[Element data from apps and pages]
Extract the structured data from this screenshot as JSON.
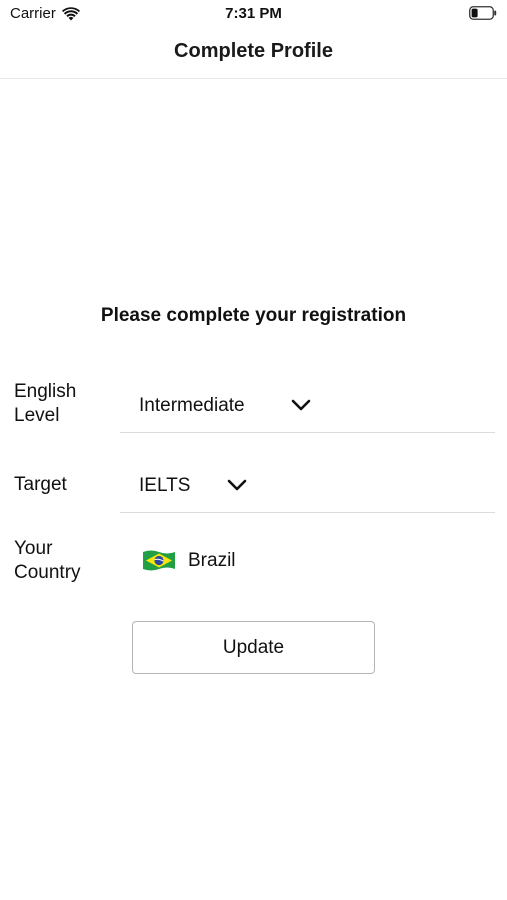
{
  "status_bar": {
    "carrier": "Carrier",
    "time": "7:31 PM",
    "wifi_icon": "wifi-icon",
    "battery_icon": "battery-icon"
  },
  "nav": {
    "title": "Complete Profile"
  },
  "form": {
    "heading": "Please complete your registration",
    "english_level": {
      "label": "English Level",
      "value": "Intermediate",
      "icon": "chevron-down-icon"
    },
    "target": {
      "label": "Target",
      "value": "IELTS",
      "icon": "chevron-down-icon"
    },
    "country": {
      "label": "Your Country",
      "value": "Brazil",
      "icon": "brazil-flag-icon"
    },
    "update_label": "Update"
  },
  "colors": {
    "background": "#ffffff",
    "text": "#111111",
    "divider": "#dcdcdc",
    "button_border": "#b5b5b5",
    "flag_green": "#229e45",
    "flag_yellow": "#f8e509",
    "flag_blue": "#2b49a3"
  }
}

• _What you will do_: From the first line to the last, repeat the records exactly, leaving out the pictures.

• _Answer box_:
Extract the structured data from this screenshot as JSON.
{
  "status_bar": {
    "carrier": "Carrier",
    "time": "7:31 PM",
    "wifi_icon": "wifi-icon",
    "battery_icon": "battery-icon"
  },
  "nav": {
    "title": "Complete Profile"
  },
  "form": {
    "heading": "Please complete your registration",
    "english_level": {
      "label": "English Level",
      "value": "Intermediate",
      "icon": "chevron-down-icon"
    },
    "target": {
      "label": "Target",
      "value": "IELTS",
      "icon": "chevron-down-icon"
    },
    "country": {
      "label": "Your Country",
      "value": "Brazil",
      "icon": "brazil-flag-icon"
    },
    "update_label": "Update"
  },
  "colors": {
    "background": "#ffffff",
    "text": "#111111",
    "divider": "#dcdcdc",
    "button_border": "#b5b5b5",
    "flag_green": "#229e45",
    "flag_yellow": "#f8e509",
    "flag_blue": "#2b49a3"
  }
}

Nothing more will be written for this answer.